Your task is to retype every entry exactly while omitting the pictures.

GIVEN RECORDS Start Marker

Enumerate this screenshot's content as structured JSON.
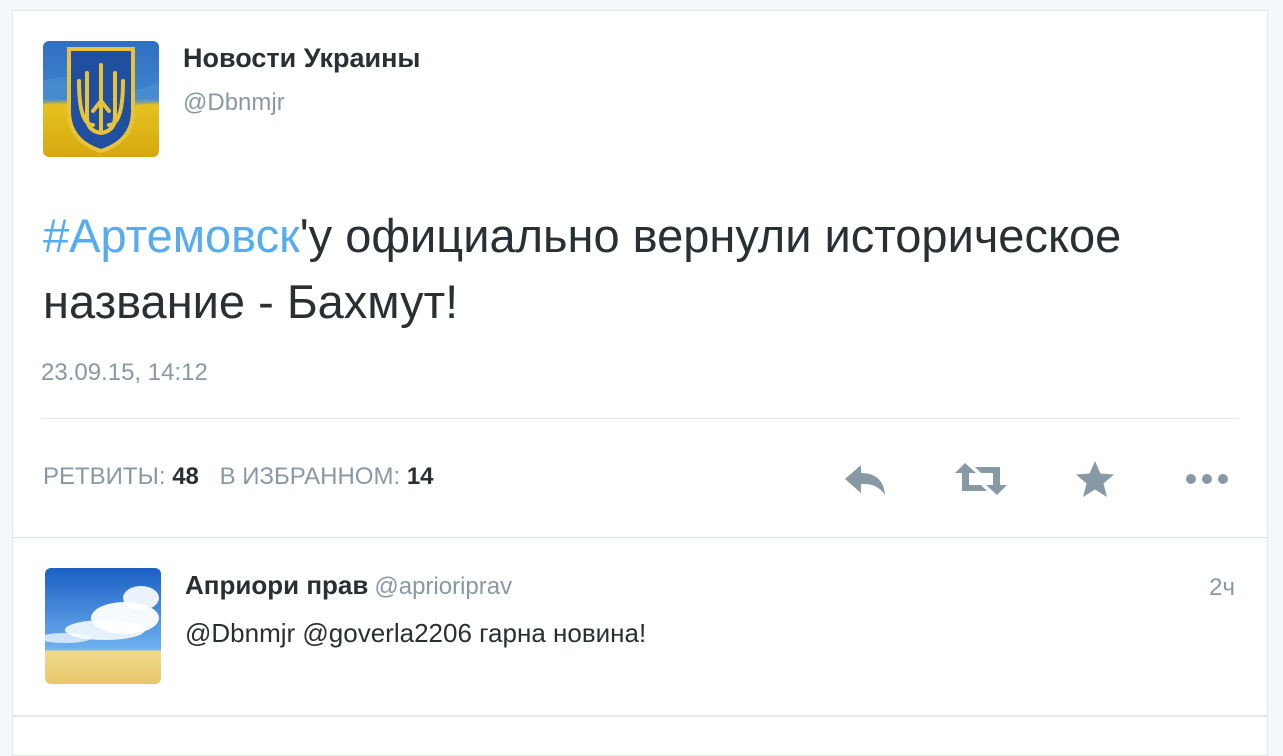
{
  "tweet": {
    "author_name": "Новости Украины",
    "author_handle": "@Dbnmjr",
    "avatar_icon": "ukraine-coat-of-arms-avatar",
    "hashtag": "#Артемовск",
    "text_rest": "'у официально вернули историческое название - Бахмут!",
    "timestamp": "23.09.15, 14:12",
    "stats": {
      "retweets_label": "РЕТВИТЫ:",
      "retweets_count": "48",
      "favorites_label": "В ИЗБРАННОМ:",
      "favorites_count": "14"
    },
    "actions": [
      "reply-icon",
      "retweet-icon",
      "favorite-star-icon",
      "more-dots-icon"
    ]
  },
  "reply": {
    "author_name": "Априори прав",
    "author_handle": "@aprioriprav",
    "time": "2ч",
    "text": "@Dbnmjr @goverla2206 гарна новина!",
    "avatar_icon": "sky-landscape-avatar"
  },
  "colors": {
    "accent": "#55acee",
    "text": "#292f33",
    "muted": "#8899a6",
    "icon": "#8899a6",
    "border": "#e1e8ed"
  }
}
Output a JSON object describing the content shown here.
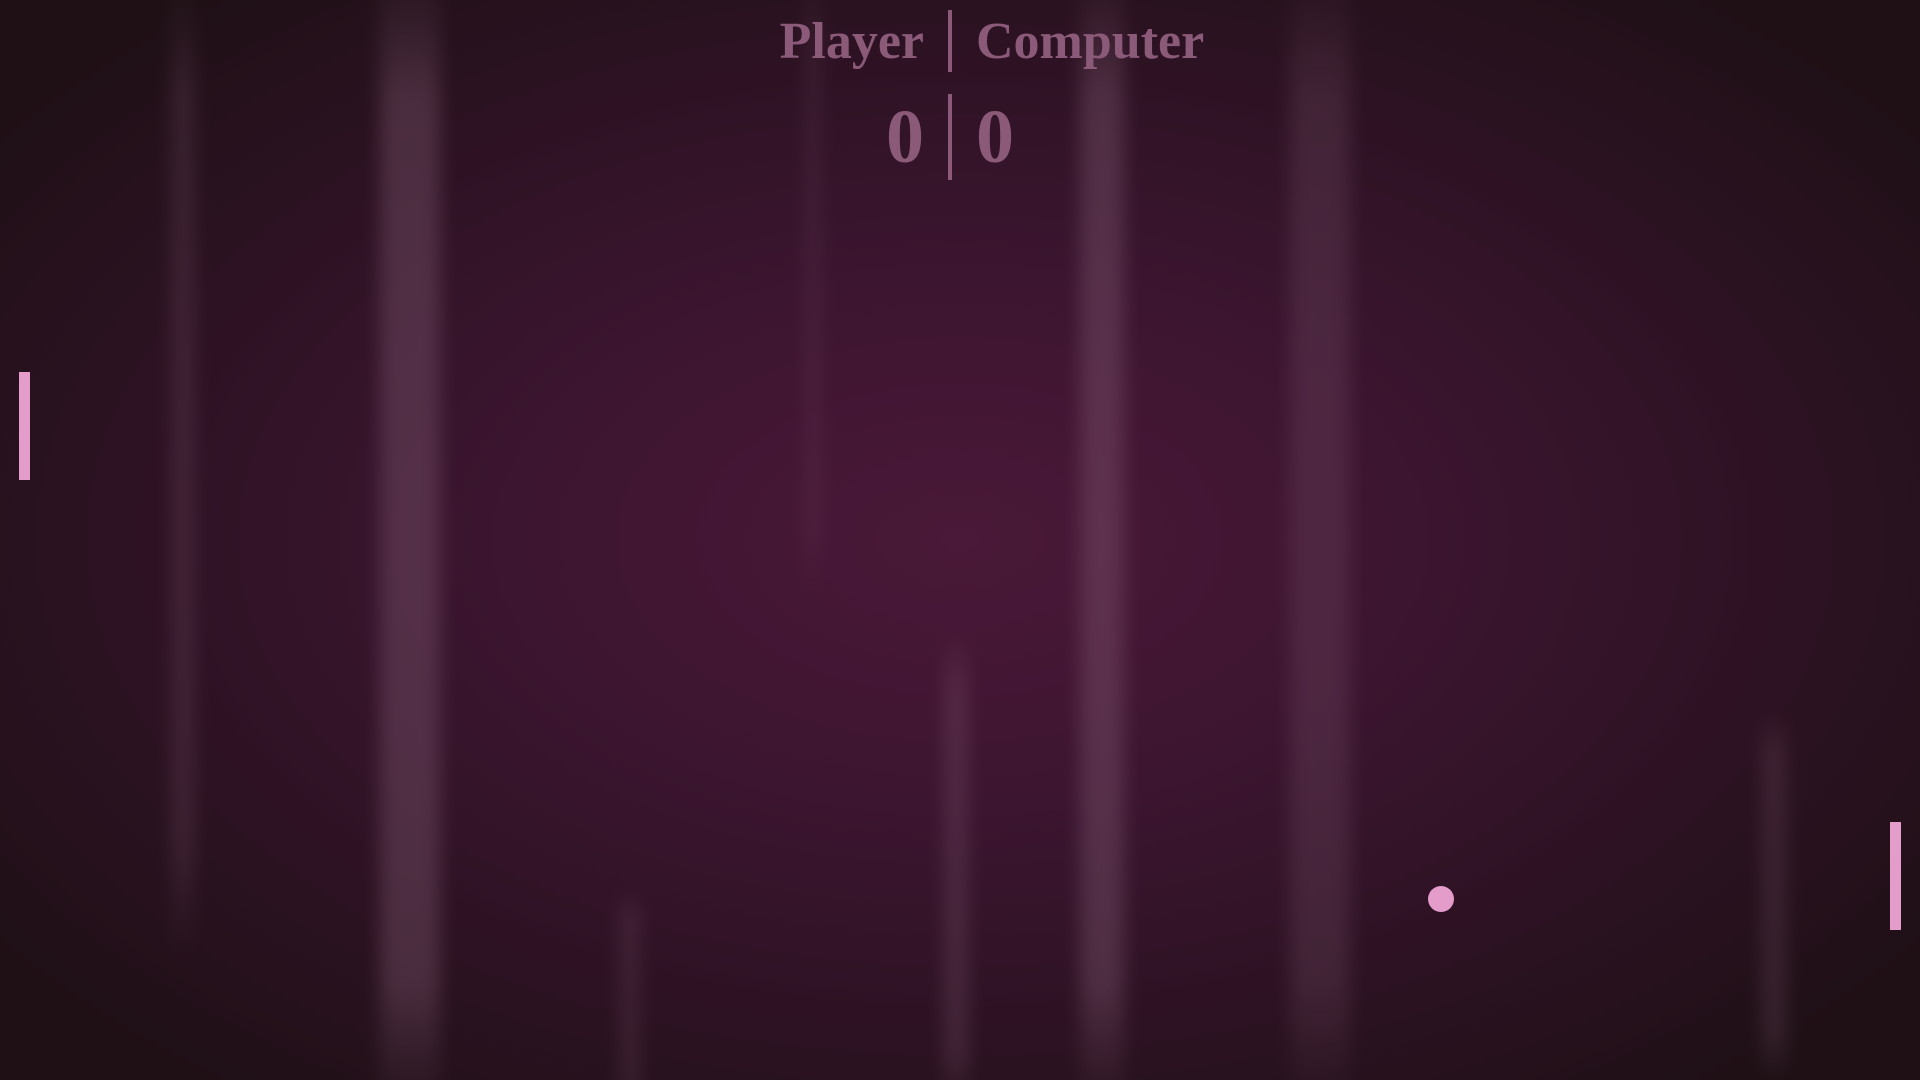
{
  "scoreboard": {
    "player_label": "Player",
    "computer_label": "Computer",
    "player_score": "0",
    "computer_score": "0"
  },
  "colors": {
    "background_center": "#4a1838",
    "background_edge": "#1f1016",
    "score_text": "#8a5a78",
    "paddle": "#e49ccb",
    "ball": "#e49ccb"
  }
}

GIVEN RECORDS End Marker

→ **RESULT**
Enumerate this screenshot's content as structured JSON.
{
  "tweet": {
    "author_name": "Новости Украины",
    "author_handle": "@Dbnmjr",
    "avatar_icon": "ukraine-coat-of-arms-avatar",
    "hashtag": "#Артемовск",
    "text_rest": "'у официально вернули историческое название - Бахмут!",
    "timestamp": "23.09.15, 14:12",
    "stats": {
      "retweets_label": "РЕТВИТЫ:",
      "retweets_count": "48",
      "favorites_label": "В ИЗБРАННОМ:",
      "favorites_count": "14"
    },
    "actions": [
      "reply-icon",
      "retweet-icon",
      "favorite-star-icon",
      "more-dots-icon"
    ]
  },
  "reply": {
    "author_name": "Априори прав",
    "author_handle": "@aprioriprav",
    "time": "2ч",
    "text": "@Dbnmjr @goverla2206 гарна новина!",
    "avatar_icon": "sky-landscape-avatar"
  },
  "colors": {
    "accent": "#55acee",
    "text": "#292f33",
    "muted": "#8899a6",
    "icon": "#8899a6",
    "border": "#e1e8ed"
  }
}
Output a JSON object describing the content shown here.
{
  "scoreboard": {
    "player_label": "Player",
    "computer_label": "Computer",
    "player_score": "0",
    "computer_score": "0"
  },
  "colors": {
    "background_center": "#4a1838",
    "background_edge": "#1f1016",
    "score_text": "#8a5a78",
    "paddle": "#e49ccb",
    "ball": "#e49ccb"
  }
}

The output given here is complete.